Interventional cardiologists see heightened rates for cataracts

New research finds that interventional cardiologists run an increased risk of developing cataracts due to occupational exposures to radiation—and they need to make use of protective measures.

The study appeared in the July 2017 issue of Catheterization and Cardiovascular Interventions.

A research team—led by Ahmed Elmaraezy, MD, with Al-Azhar University in Cairo—carried out a systematic literature review

 searching nine databases to identify studies that discussed the development of cataracts among interventional cardiologists. In total, the team identified eight studies that discussed the development of cataracts among 2,559 interventional cardiologists. The opacity of the posterior lens was significantly higher in the cardiologists, as compared to the opacity of the lens in the control group members.

During their daily work performing catheterizations, interventional cardiologists are routinely exposed to potentially damaging radiation. The lens of the eye is one of the most sensitive organs to this damaging exposure, leaving interventional cardiologists highly susceptible to the development of radiation-induced cataracts and thus in need of highly effective safety measures.

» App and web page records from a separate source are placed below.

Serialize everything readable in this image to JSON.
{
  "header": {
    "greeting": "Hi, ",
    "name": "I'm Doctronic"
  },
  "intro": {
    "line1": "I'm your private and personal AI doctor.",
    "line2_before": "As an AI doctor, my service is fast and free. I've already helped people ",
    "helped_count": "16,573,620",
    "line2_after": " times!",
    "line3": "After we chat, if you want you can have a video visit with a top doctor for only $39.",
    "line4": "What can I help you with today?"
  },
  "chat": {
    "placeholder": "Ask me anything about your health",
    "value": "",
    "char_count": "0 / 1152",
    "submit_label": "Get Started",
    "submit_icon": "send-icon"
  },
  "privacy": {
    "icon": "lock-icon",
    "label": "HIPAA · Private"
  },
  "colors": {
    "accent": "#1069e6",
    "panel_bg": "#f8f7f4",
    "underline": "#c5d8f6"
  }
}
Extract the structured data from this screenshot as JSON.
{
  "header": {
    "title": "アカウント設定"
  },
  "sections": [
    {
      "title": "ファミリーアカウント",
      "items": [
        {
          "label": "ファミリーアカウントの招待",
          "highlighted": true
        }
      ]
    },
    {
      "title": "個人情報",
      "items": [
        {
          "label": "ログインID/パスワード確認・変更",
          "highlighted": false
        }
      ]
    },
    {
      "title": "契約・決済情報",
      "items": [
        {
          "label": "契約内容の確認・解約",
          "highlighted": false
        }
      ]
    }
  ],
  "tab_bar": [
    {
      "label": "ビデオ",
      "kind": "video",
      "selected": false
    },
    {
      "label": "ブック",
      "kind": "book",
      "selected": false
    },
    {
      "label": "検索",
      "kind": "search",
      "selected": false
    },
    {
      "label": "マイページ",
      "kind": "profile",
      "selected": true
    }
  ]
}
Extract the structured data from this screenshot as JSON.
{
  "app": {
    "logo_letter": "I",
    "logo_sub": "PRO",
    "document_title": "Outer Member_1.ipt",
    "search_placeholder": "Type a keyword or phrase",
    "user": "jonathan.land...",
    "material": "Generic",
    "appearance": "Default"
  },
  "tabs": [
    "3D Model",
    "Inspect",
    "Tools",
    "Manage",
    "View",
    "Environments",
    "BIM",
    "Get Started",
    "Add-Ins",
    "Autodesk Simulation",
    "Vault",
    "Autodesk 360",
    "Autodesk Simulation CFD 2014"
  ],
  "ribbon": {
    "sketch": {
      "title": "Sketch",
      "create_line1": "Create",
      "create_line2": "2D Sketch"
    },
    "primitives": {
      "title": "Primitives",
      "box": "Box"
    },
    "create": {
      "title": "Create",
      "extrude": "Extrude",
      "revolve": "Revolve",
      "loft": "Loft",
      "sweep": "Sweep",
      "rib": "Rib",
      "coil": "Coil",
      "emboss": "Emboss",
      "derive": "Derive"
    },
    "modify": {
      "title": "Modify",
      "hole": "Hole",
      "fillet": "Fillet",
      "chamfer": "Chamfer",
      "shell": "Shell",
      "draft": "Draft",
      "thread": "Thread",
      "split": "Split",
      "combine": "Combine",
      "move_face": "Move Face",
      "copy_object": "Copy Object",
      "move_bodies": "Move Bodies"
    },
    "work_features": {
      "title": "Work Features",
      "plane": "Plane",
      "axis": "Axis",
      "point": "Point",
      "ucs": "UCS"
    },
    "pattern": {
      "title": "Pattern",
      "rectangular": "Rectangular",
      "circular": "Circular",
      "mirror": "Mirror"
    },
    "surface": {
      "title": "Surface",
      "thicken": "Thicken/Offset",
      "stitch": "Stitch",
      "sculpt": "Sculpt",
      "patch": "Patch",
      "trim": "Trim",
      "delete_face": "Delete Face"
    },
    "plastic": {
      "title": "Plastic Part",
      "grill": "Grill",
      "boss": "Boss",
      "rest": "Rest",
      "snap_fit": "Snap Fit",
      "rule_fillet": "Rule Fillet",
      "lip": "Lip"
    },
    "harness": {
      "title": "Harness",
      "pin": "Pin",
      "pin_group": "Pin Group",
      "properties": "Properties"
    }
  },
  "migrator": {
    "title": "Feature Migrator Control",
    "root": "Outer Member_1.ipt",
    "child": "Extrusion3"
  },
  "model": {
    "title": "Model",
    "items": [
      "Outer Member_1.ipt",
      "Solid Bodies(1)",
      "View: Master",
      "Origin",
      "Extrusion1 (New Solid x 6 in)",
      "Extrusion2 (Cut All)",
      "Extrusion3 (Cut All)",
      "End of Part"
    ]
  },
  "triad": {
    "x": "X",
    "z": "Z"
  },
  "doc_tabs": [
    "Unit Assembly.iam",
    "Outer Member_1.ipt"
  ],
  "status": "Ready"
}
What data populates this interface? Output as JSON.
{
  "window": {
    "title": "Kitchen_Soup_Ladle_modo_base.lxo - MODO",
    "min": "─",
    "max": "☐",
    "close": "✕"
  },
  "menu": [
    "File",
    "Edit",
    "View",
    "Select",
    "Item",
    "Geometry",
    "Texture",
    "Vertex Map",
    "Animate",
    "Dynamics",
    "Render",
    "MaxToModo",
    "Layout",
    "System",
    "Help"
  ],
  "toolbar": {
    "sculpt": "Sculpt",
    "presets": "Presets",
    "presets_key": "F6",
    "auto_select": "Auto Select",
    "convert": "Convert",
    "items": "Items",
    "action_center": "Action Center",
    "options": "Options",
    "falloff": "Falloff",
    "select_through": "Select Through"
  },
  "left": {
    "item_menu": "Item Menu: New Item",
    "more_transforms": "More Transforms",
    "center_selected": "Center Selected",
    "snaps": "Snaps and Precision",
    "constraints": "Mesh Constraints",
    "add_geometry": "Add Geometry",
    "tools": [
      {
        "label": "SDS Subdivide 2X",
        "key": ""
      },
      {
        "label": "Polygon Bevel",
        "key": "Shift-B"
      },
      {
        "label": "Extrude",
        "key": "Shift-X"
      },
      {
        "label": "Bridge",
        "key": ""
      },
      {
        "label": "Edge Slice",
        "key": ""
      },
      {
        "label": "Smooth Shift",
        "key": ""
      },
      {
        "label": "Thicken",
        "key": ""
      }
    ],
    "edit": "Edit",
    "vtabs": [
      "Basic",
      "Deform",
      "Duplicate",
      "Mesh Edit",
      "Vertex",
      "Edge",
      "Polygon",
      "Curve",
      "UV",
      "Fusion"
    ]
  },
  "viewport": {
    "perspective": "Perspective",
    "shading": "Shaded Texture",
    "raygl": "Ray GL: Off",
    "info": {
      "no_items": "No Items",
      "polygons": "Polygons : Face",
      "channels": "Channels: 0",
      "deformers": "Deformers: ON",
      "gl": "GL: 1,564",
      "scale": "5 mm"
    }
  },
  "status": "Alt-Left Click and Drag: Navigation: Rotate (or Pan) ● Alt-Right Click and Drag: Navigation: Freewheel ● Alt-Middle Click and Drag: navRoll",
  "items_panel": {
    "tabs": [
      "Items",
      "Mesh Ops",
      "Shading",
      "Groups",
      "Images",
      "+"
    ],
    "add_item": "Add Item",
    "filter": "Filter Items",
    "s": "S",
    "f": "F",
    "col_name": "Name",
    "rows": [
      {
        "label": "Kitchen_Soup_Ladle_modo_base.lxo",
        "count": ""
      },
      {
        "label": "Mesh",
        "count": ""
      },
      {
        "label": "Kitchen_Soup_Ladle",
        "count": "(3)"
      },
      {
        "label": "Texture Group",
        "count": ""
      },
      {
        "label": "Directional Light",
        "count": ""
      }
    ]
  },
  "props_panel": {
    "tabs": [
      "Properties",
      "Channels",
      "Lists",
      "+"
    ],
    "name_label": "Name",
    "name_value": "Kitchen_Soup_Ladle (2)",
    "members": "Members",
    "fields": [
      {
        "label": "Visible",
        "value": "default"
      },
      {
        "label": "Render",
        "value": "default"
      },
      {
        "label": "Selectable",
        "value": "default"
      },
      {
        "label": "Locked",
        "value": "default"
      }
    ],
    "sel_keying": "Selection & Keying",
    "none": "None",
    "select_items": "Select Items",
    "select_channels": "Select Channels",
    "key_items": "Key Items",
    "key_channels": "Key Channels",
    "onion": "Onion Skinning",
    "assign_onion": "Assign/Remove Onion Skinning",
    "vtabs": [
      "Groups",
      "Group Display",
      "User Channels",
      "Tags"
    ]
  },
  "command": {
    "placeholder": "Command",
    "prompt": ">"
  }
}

“[I]nterventional cardiologists and accompanying technical staff exposed to occupational ionizing radiation are more susceptible to cataract than unexposed controls,” wrote Elmaraezy et al. “Using radiation protective measures is a must and further investigations are recommended for determining the threshold dose of radiation.”